|Involuntary manslaughter resulting from driving intoxicated||Involuntary manslaughter resulting from operating a watercraft while intoxicated||Caused serious bodily injury to another person while driving intoxicated||Caused serious bodily injury to another person while operating a watercraft intoxicated||Assault and battery against family or household member||Driving while intoxicated||Driving a commercial vehicle while intoxicated|
|§ 18.2-36.1||§ 18.2-36.2||§ 18.2-51.4||§ 18.2-51.5||§ 18.2-57.2||§ 18.2-266||§ 46.2-341.24|
Charges Eligible for Automatic Sealing
See table below to see which charges are eligible for automatic sealing.

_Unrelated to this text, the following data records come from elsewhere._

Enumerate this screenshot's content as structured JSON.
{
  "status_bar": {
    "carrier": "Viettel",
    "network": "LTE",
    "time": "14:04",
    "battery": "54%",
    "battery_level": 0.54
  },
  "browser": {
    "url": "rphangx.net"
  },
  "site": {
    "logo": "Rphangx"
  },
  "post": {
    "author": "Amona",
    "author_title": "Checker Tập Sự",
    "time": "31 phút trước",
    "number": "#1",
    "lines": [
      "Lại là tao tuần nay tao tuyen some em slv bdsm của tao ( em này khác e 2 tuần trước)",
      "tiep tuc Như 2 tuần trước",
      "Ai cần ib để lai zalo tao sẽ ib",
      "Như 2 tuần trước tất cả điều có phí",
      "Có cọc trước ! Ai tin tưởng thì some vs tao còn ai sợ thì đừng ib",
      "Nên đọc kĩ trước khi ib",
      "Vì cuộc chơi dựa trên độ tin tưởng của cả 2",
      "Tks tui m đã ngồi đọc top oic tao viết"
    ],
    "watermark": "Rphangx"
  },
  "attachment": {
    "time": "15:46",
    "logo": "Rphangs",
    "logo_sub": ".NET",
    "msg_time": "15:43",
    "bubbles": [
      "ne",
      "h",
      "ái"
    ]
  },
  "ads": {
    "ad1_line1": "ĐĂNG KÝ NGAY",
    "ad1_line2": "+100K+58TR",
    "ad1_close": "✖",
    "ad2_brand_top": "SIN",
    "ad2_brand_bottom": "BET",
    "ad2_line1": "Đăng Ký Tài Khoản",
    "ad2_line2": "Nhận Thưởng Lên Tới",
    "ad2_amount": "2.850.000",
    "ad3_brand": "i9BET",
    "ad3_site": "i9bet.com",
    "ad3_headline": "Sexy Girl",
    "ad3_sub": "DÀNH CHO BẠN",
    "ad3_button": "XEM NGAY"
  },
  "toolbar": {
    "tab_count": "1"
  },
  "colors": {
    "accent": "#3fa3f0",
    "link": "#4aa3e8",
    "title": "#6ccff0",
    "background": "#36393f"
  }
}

Click the link for each charge to see the full code section and charge description.
|Charges Eligible for Automatic Sealing
|Deferred and Dismissed||Unlawful purchase or possession of alcoholic beverages||Unlawful possession of marijuana|
|Convicted||Unlawful purchase or possession of alcoholic beverages||Petit larceny||Shoplifting||Trespassing||Instigating another’s trespassing||Trespassing to hunt, fish, or trap|
|Convicted of Misdemeanor Charge||Sale, gift, distribution or possession with intent to sell, gift or distribute less than one ounce of marijuana||Unlawful possession of marijuana||Disorderly conduct in a public place|
|Charged||Misdemeanor Offense, excluding Traffic Infractions, and resulted in acquittal, nolle prosequi, or dismissal||Charged with Felony Offense and resulted in acquittal or dismissal with prejudice||Charged as a result of mistaken identity or unauthorized use of identifying information|
Charges Eligible for Sealing by Petition
Misdemeanor offenses, Class 5 or 6 felony, grand larceny charge (violation of § 18.2-95) or any other felony offense in which the defendant is deemed guilty of larceny and punished as presented in § 18.2-95.